■ **Exercise details**:
Every line with the word "time" in it should be extracted from the data that follows.

### Entries provided ###

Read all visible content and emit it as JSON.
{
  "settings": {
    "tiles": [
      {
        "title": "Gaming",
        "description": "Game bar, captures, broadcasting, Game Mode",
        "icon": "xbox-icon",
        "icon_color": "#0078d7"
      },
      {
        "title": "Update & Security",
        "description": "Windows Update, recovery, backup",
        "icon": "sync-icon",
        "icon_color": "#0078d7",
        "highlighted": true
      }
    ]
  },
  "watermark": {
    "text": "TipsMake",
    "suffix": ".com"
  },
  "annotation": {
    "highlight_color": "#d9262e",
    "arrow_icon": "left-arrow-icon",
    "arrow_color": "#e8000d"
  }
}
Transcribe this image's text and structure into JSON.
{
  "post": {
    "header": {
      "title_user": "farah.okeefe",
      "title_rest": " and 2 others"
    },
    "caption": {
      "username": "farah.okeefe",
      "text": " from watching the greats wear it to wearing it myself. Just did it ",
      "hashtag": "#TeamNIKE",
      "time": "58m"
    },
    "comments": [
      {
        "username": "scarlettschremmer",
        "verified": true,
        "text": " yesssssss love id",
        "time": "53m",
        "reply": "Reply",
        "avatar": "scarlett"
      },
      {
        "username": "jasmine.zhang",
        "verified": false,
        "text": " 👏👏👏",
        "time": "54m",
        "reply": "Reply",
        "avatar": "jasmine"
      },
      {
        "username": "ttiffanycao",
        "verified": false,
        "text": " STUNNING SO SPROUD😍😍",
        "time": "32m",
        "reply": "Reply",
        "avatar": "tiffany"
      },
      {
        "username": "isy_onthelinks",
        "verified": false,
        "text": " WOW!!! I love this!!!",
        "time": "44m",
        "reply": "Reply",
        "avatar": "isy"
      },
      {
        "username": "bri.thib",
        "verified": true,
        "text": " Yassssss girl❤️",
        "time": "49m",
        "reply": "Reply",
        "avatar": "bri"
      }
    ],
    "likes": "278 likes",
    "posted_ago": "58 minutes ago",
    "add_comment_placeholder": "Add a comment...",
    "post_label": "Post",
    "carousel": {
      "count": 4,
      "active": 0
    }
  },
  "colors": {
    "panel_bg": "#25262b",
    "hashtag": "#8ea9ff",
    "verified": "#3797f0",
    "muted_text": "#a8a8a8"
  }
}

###

■ **Your solution**:
      "time": "58m"
        "time": "53m",
        "time": "54m",
        "time": "32m",
        "time": "44m",
        "time": "49m",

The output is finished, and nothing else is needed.